• _WHAT TO PRODUCE_:
From the first line to the last, output the material exactly.

• _ENTRIES PROVIDED_:
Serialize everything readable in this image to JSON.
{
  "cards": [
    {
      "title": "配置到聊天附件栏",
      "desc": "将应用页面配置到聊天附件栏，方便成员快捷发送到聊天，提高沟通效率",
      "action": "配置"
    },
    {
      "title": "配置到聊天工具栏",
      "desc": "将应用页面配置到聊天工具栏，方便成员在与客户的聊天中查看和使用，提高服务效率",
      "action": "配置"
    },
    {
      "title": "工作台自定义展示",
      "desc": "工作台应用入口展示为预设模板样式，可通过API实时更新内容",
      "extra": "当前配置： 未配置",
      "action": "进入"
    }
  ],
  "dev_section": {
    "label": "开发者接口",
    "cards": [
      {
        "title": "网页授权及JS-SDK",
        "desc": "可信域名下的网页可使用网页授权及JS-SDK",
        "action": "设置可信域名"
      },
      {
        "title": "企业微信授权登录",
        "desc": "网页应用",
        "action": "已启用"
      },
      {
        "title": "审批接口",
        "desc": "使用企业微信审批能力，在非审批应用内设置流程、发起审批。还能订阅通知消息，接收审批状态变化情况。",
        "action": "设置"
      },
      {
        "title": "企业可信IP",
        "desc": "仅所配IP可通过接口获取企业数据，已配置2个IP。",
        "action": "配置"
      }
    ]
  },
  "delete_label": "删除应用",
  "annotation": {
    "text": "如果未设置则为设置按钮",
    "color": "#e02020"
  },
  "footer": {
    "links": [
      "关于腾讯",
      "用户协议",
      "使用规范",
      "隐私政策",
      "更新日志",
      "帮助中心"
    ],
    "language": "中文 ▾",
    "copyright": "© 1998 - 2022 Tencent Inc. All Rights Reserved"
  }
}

• _SOLUTION FOR THIS TASK_:
Serialize everything readable in this image to JSON.
{
  "cards": [
    {
      "title": "配置到聊天附件栏",
      "desc": "将应用页面配置到聊天附件栏，方便成员快捷发送到聊天，提高沟通效率",
      "action": "配置"
    },
    {
      "title": "配置到聊天工具栏",
      "desc": "将应用页面配置到聊天工具栏，方便成员在与客户的聊天中查看和使用，提高服务效率",
      "action": "配置"
    },
    {
      "title": "工作台自定义展示",
      "desc": "工作台应用入口展示为预设模板样式，可通过API实时更新内容",
      "extra": "当前配置： 未配置",
      "action": "进入"
    }
  ],
  "dev_section": {
    "label": "开发者接口",
    "cards": [
      {
        "title": "网页授权及JS-SDK",
        "desc": "可信域名下的网页可使用网页授权及JS-SDK",
        "action": "设置可信域名"
      },
      {
        "title": "企业微信授权登录",
        "desc": "网页应用",
        "action": "已启用"
      },
      {
        "title": "审批接口",
        "desc": "使用企业微信审批能力，在非审批应用内设置流程、发起审批。还能订阅通知消息，接收审批状态变化情况。",
        "action": "设置"
      },
      {
        "title": "企业可信IP",
        "desc": "仅所配IP可通过接口获取企业数据，已配置2个IP。",
        "action": "配置"
      }
    ]
  },
  "delete_label": "删除应用",
  "annotation": {
    "text": "如果未设置则为设置按钮",
    "color": "#e02020"
  },
  "footer": {
    "links": [
      "关于腾讯",
      "用户协议",
      "使用规范",
      "隐私政策",
      "更新日志",
      "帮助中心"
    ],
    "language": "中文 ▾",
    "copyright": "© 1998 - 2022 Tencent Inc. All Rights Reserved"
  }
}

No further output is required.